● WORK ORDER
Copy every line from the records that holds the word "machine".
● ● ● ● ● ● ●
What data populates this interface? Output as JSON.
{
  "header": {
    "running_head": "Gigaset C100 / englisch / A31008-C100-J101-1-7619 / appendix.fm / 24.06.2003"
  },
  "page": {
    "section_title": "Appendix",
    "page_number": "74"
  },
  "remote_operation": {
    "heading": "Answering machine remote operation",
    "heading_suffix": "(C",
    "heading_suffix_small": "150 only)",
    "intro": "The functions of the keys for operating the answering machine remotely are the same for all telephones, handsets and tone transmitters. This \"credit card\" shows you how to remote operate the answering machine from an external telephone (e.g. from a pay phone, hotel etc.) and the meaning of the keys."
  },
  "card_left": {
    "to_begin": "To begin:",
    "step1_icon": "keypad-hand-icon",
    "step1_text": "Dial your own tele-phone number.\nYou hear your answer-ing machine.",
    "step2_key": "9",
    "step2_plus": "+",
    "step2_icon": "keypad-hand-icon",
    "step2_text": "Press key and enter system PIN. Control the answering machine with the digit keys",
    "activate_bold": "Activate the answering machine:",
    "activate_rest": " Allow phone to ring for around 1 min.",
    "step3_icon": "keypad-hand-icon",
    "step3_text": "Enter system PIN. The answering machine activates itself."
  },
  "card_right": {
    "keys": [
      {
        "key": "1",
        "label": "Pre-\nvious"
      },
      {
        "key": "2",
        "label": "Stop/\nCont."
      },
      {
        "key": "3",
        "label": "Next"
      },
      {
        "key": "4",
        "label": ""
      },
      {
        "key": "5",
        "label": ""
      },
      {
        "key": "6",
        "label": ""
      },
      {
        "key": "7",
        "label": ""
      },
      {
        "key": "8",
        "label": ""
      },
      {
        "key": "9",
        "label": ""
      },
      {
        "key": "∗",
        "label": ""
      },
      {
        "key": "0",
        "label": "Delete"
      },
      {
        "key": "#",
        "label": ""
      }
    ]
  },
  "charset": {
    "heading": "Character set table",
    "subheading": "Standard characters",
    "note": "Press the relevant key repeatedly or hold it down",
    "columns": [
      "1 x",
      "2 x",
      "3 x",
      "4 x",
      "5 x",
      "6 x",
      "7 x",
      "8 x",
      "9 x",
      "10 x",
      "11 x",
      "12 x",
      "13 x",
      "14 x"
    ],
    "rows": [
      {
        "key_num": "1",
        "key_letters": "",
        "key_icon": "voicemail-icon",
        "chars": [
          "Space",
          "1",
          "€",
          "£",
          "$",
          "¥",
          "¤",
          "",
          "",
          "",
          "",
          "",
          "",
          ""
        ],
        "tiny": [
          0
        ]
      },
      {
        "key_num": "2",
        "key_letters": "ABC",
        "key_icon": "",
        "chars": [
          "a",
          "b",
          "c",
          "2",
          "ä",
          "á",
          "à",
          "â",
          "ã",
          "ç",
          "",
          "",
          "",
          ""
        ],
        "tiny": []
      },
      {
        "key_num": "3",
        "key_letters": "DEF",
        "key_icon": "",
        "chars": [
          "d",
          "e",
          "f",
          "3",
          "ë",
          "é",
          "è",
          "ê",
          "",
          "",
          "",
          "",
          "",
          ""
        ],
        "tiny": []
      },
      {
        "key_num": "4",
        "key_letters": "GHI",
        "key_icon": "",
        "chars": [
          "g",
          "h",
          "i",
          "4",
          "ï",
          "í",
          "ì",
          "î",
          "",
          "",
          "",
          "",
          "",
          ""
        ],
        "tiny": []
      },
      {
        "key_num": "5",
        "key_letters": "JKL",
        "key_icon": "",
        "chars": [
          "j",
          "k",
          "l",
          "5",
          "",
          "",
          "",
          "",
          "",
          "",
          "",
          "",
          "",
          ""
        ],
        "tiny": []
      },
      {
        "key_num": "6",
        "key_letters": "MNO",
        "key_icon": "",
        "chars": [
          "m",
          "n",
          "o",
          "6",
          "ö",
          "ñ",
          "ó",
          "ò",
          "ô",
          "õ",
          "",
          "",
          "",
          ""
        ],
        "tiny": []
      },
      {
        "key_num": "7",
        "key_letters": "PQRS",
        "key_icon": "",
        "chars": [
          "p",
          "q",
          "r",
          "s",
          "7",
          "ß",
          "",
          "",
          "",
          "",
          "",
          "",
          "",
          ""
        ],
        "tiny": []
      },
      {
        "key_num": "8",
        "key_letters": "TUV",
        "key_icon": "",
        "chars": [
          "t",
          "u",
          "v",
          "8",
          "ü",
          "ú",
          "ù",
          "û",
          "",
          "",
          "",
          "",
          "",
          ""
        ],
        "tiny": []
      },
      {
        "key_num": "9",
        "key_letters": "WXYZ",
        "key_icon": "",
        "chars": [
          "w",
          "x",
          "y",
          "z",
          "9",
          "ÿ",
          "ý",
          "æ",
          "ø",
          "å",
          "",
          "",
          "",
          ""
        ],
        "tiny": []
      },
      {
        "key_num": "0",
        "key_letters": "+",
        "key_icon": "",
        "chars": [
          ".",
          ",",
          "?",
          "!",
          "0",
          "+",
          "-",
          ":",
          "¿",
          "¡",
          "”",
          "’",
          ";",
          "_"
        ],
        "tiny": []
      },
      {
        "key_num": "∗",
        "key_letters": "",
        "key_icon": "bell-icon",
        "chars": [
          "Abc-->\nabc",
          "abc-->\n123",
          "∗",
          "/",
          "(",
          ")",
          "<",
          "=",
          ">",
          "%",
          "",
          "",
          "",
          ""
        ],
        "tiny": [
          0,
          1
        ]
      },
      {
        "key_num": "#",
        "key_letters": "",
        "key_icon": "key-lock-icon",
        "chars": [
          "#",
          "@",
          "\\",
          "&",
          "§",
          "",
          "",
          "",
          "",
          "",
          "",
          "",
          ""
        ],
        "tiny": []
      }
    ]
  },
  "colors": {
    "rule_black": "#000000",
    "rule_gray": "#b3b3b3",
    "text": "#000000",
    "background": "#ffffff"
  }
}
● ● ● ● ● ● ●
● OUTPUT OF THE EXERCISE
    "heading": "Answering machine remote operation",
    "intro": "The functions of the keys for operating the answering machine remotely are the same for all telephones, handsets and tone transmitters. This \"credit card\" shows you how to remote operate the answering machine from an external telephone (e.g. from a pay phone, hotel etc.) and the meaning of the keys."
    "step1_text": "Dial your own tele-phone number.\nYou hear your answer-ing machine.",
    "step2_text": "Press key and enter system PIN. Control the answering machine with the digit keys",
    "activate_bold": "Activate the answering machine:",
    "step3_text": "Enter system PIN. The answering machine activates itself."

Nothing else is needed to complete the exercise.